International Development Secretary Priti Patel has visited Sierra Leone to see first-hand how the UK is building upon its leadership during the Ebola crisis by helping the country to develop resilient health systems, improve education and increase access to water and electricity.
The visit took place during the first anniversary of the end of the Ebola outbreak and Ms Patel joined survivors and community activists at Port Loko district hospital for a national three minute silence.
Together they honoured the bravery of the thousands of Sierra Leoneans who fought Ebola and remembered all those who sadly lost their lives during the outbreak.
The survivors and activists also explained their experiences of the Ebola crisis and shared their hopes for the future with the International Development Secretary.

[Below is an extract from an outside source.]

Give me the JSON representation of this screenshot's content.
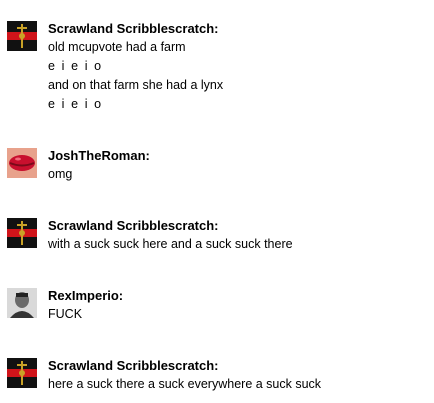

The UK led the international response to the country’s Ebola crisis and has committed to supporting the President’s recovery priorities through a 2 year £240 million programme. The programme is helping to improve the lives of Sierra Leoneans, including building resilient health systems, improving education and increasing access to water and electricity.
During her visit Ms Patel called on His Excellency President Koroma at Sierra Leone’s State House, to discuss the continuing partnership between the UK and Sierra Leone.
The International Development Secretary met several members of the Cabinet, including the Ministers of Finance, Health, Education, Energy and Water to discuss the results being delivered through the recovery programme.
Ms Patel said: I’ve been truly humbled by the strength and resilience of the Sierra Leonean people as they look to the future while recovering from the devastating effects of Ebola. In Freetown and Port Loko I saw how UK aid saved lives during the outbreak and is now helping to rebuild the country. Our partnership will ensure Sierra Leone emerges stronger from the disaster by creating a more effective and robust health system. Global Britain is leading the way to ensure that Sierra Leone – and the world – is better equipped to quickly and effectively tackle future health emergencies at source. This is firmly in all our interests. UK aid is also helping people across the country, especially girls and women, to access economic opportunities and education. This is crucial for sustainable growth and long-term prosperity.
While in Port Loko Ms Patel talked to the head boy and girl of a school in Maforki about how new classrooms funded by UK aid will ease overcrowding and ensure they can continue their education. The UK will improve the quality of education for 1.4 million children in Sierra Leone over the next 5 years.
During a visit to a primary health facility at nearby New Maforki Ms Patel discussed with nurses and midwives how UK support is helping to reduce very high levels of maternal and infant deaths. This partnership with the Sierra Leonean government will see 60,000 additional people have access to family planning services.
As part of the recovery programme UK aid will also help provide 800,000 more people with sustainable access to clean water and sanitation. At Brama village primary school Ms Patel met children and women who are benefitting from a clean and safe water pump and toilets.
In the early recovery period following Ebola, 80% of the 29,400 petty traders UK aid helped get back to work were women. Before leaving central Freetown, the International Development Secretary talked to women market traders about the challenges they face, and also spoke to local businesses and investors about how to foster more economic growth that will create jobs and prosperity in Sierra Leone.
Distributed by APO on behalf of Department for International Development (DFID).